Top of Information provided

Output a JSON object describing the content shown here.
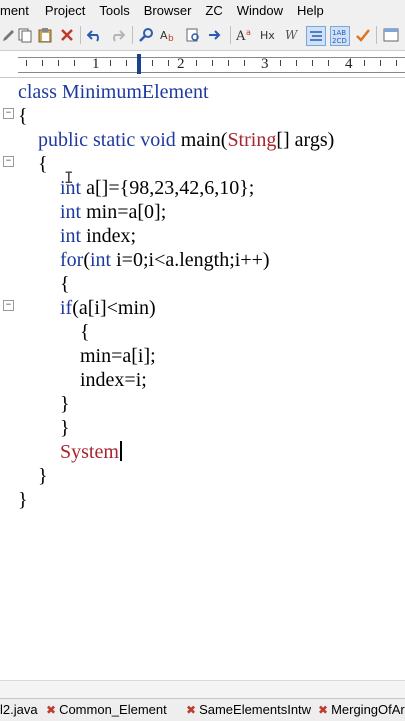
{
  "menu": {
    "items": [
      "ment",
      "Project",
      "Tools",
      "Browser",
      "ZC",
      "Window",
      "Help"
    ]
  },
  "ruler": {
    "labels": [
      "1",
      "2",
      "3",
      "4"
    ]
  },
  "code": {
    "lines": [
      "class MinimumElement",
      "{",
      "public static void main(String[] args)",
      "{",
      "int a[]={98,23,42,6,10};",
      "int min=a[0];",
      "int index;",
      "for(int i=0;i<a.length;i++)",
      "{",
      "if(a[i]<min)",
      "{",
      "min=a[i];",
      "index=i;",
      "}",
      "}",
      "System",
      "}",
      "}"
    ]
  },
  "tabs": {
    "items": [
      "l2.java",
      "Common_Element",
      "SameElementsIntw",
      "MergingOfArr"
    ]
  },
  "colors": {
    "keyword": "#1f3a9e",
    "type": "#a8242e",
    "text": "#000000"
  }
}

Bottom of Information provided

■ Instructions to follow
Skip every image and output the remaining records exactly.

■ Reply to the exercise
Output a JSON object describing the content shown here.
{
  "menu": {
    "items": [
      "ment",
      "Project",
      "Tools",
      "Browser",
      "ZC",
      "Window",
      "Help"
    ]
  },
  "ruler": {
    "labels": [
      "1",
      "2",
      "3",
      "4"
    ]
  },
  "code": {
    "lines": [
      "class MinimumElement",
      "{",
      "public static void main(String[] args)",
      "{",
      "int a[]={98,23,42,6,10};",
      "int min=a[0];",
      "int index;",
      "for(int i=0;i<a.length;i++)",
      "{",
      "if(a[i]<min)",
      "{",
      "min=a[i];",
      "index=i;",
      "}",
      "}",
      "System",
      "}",
      "}"
    ]
  },
  "tabs": {
    "items": [
      "l2.java",
      "Common_Element",
      "SameElementsIntw",
      "MergingOfArr"
    ]
  },
  "colors": {
    "keyword": "#1f3a9e",
    "type": "#a8242e",
    "text": "#000000"
  }
}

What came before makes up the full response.